**WORK INSTRUCTIONS**:
Read the lines below, and copy any that contain the string "Select".

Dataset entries

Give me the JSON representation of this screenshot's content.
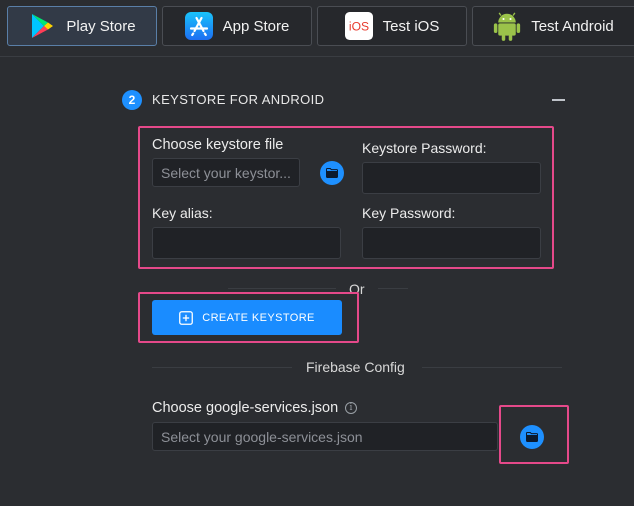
{
  "tabs": [
    {
      "label": "Play Store",
      "icon": "google-play-icon",
      "active": true
    },
    {
      "label": "App Store",
      "icon": "app-store-icon",
      "active": false
    },
    {
      "label": "Test iOS",
      "icon": "ios-icon",
      "active": false
    },
    {
      "label": "Test Android",
      "icon": "android-icon",
      "active": false
    }
  ],
  "ios_icon_text": "iOS",
  "section": {
    "step": "2",
    "title": "KEYSTORE FOR ANDROID"
  },
  "keystore": {
    "file_label": "Choose keystore file",
    "file_placeholder": "Select your keystor...",
    "password_label": "Keystore Password:",
    "alias_label": "Key alias:",
    "key_password_label": "Key Password:"
  },
  "or_text": "Or",
  "create_keystore_label": "CREATE KEYSTORE",
  "firebase": {
    "title": "Firebase Config",
    "file_label": "Choose google-services.json",
    "file_placeholder": "Select your google-services.json"
  },
  "colors": {
    "accent": "#1e90ff",
    "highlight": "#e5498a",
    "background": "#2b2d31"
  }
}
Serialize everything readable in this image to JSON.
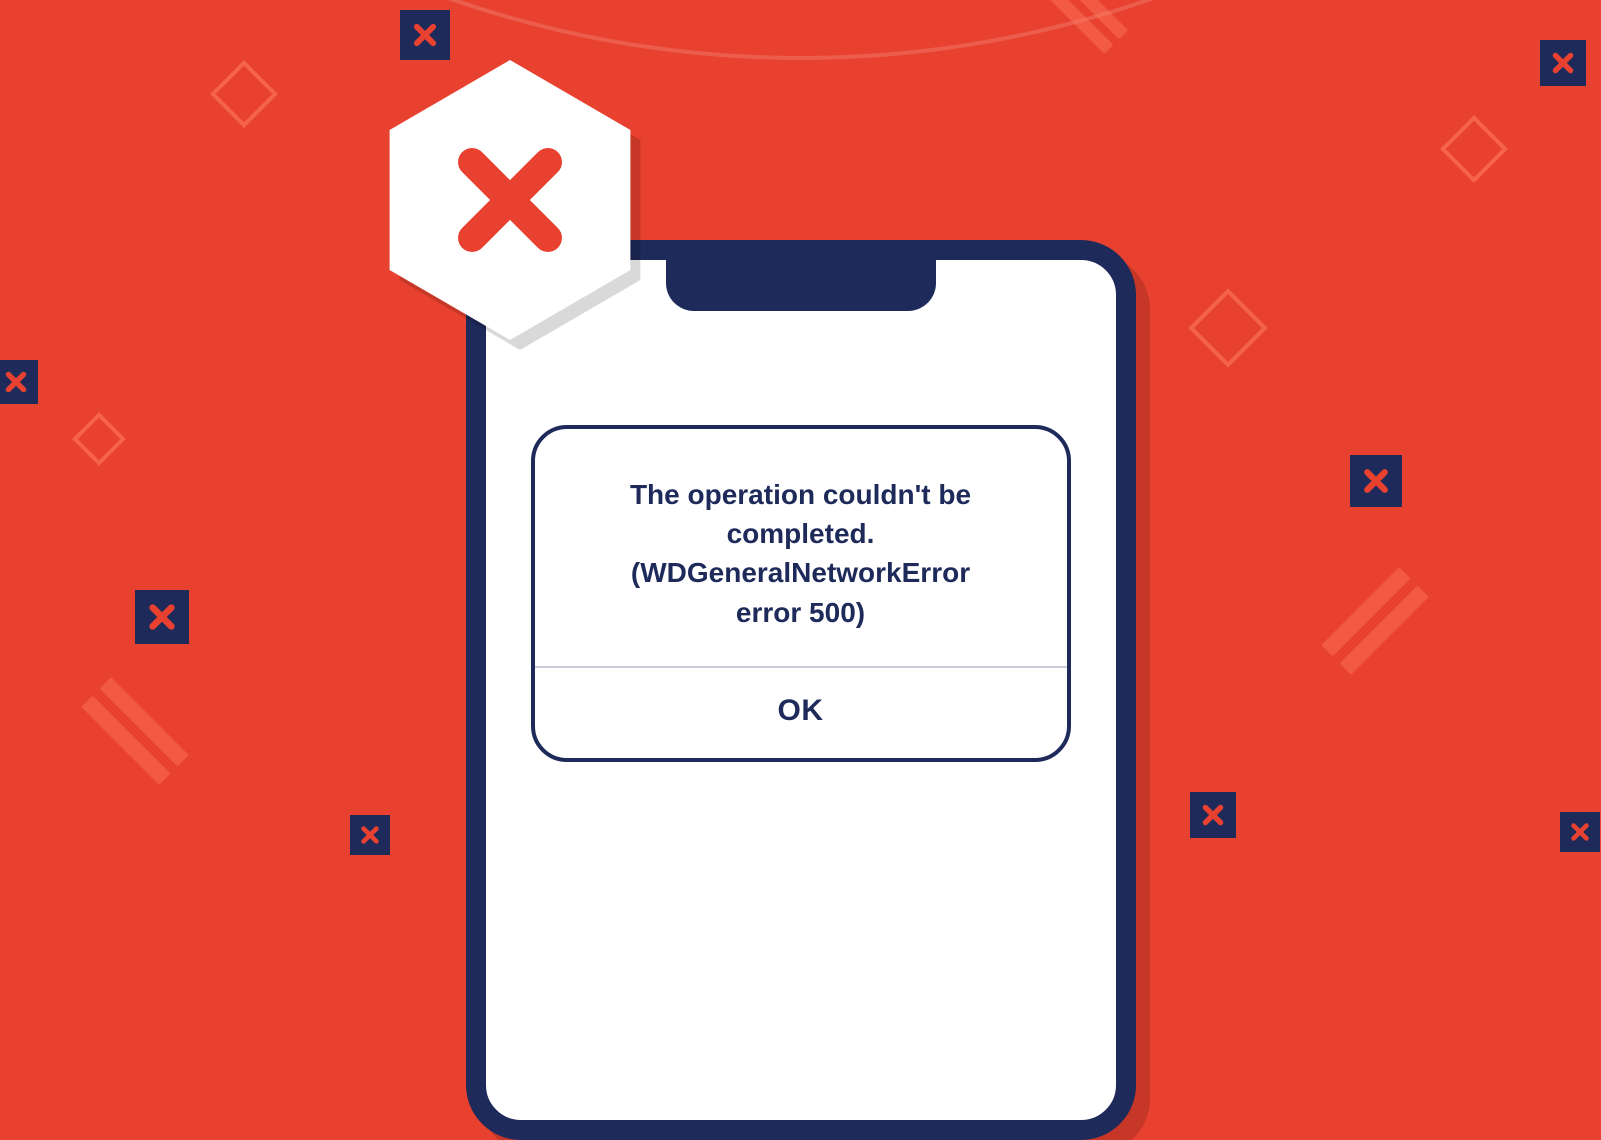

**WRITTEN SOLUTION**:
    "file_placeholder": "Select your keystor...",
    "file_placeholder": "Select your google-services.json"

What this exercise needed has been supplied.